One of the most notable effects of soft lighting is its ability to flatter and enhance the features of actors and subjects. Wrinkles and imperfections are less prominent, creating a youthful and appealing look. Soft lighting can make eyes appear more vibrant and expressive, drawing the audience’s attention to the characters’ emotions.

Setting the Mood

Soft lighting plays a pivotal role in establishing the emotional tone of a scene. It can create a warm and inviting atmosphere, making the audience feel more connected to the characters and the story. This is particularly valuable in romantic, heartwarming, or lighthearted narratives.

Creating Atmosphere

In addition to enhancing character portrayals, soft lighting contributes to the overall ambiance of a scene. It can convey a sense of comfort, nostalgia, or serenity, depending on the intended mood of the storytelling. Softly lit scenes often exude a timeless quality that resonates with viewers.

Applications in Film and Video

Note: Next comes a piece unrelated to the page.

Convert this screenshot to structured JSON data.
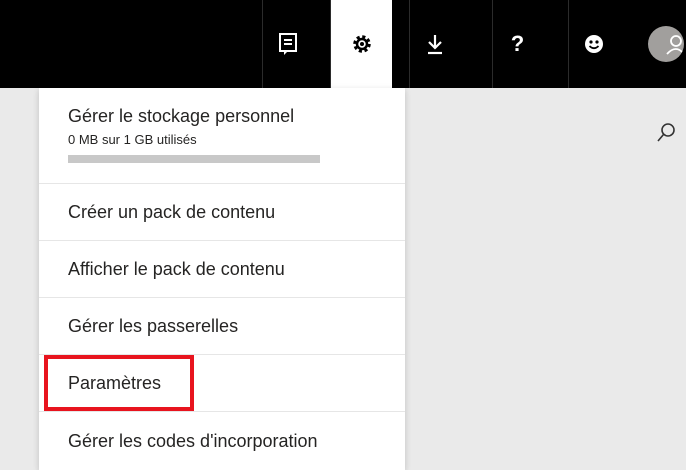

The choice between soft and hard lighting in film and video production depends on the specific narrative and emotional goals of a project.

When to Use Soft Lighting

Soft lighting is ideal for scenes that require a natural and flattering portrayal of characters. It’s commonly employed in romantic comedies, family dramas, and commercials where a positive, inviting atmosphere is crucial. Soft lighting can also be suitable for interviews, documentaries, and corporate videos, where conveying authenticity and approachability is essential.

Genre Considerations

Different film genres call for varying lighting styles. While soft lighting is a staple in romance and drama genres, genres like horror and thriller often leverage hard lighting to create tension and suspense. Understanding how to use both lighting styles effectively is key to successful cinematography.

Classics like Gone with the Wind and Casablanca are well-known for their use of soft lighting to enhance the romantic and emotionally charged aspects of their narratives.

Advantages of Soft Lighting


Soft lighting is versatile and adaptable, making it suitable for a wide range of scenarios and genres. It can seamlessly transition from intimate, heartfelt moments to cheerful and well-lit sequences, enhancing the visual storytelling experience.

Reduced Post-Production Work

With soft lighting, there’s less need for extensive post-production retouching and correction. This saves time and resources in the filmmaking process while ensuring a consistently polished look.

Challenges of Soft Lighting

Balancing Softness

Achieving the perfect level of softness can be a delicate balancing act. Overly soft lighting can lead to a lack of depth and dimension in a scene, potentially making it appear flat and uninspiring. 

Overcoming Shadows

Even with soft lighting, shadows can still be a factor. Proper positioning of lights and reflectors is crucial to minimise unwanted shadows and ensure a beautifully illuminated scene.

Soft lighting is a versatile and indispensable tool. It enhances the beauty of actors, sets the mood, and contributes to the storytelling process. Aspiring filmmakers and seasoned professionals alike can harness the power of soft lighting to create captivating and emotionally resonant visuals.

If you are looking for a professional videographer to help create your next masterpiece, whether it’s a brand advert, music video, an event promo or anything else, please get in touch.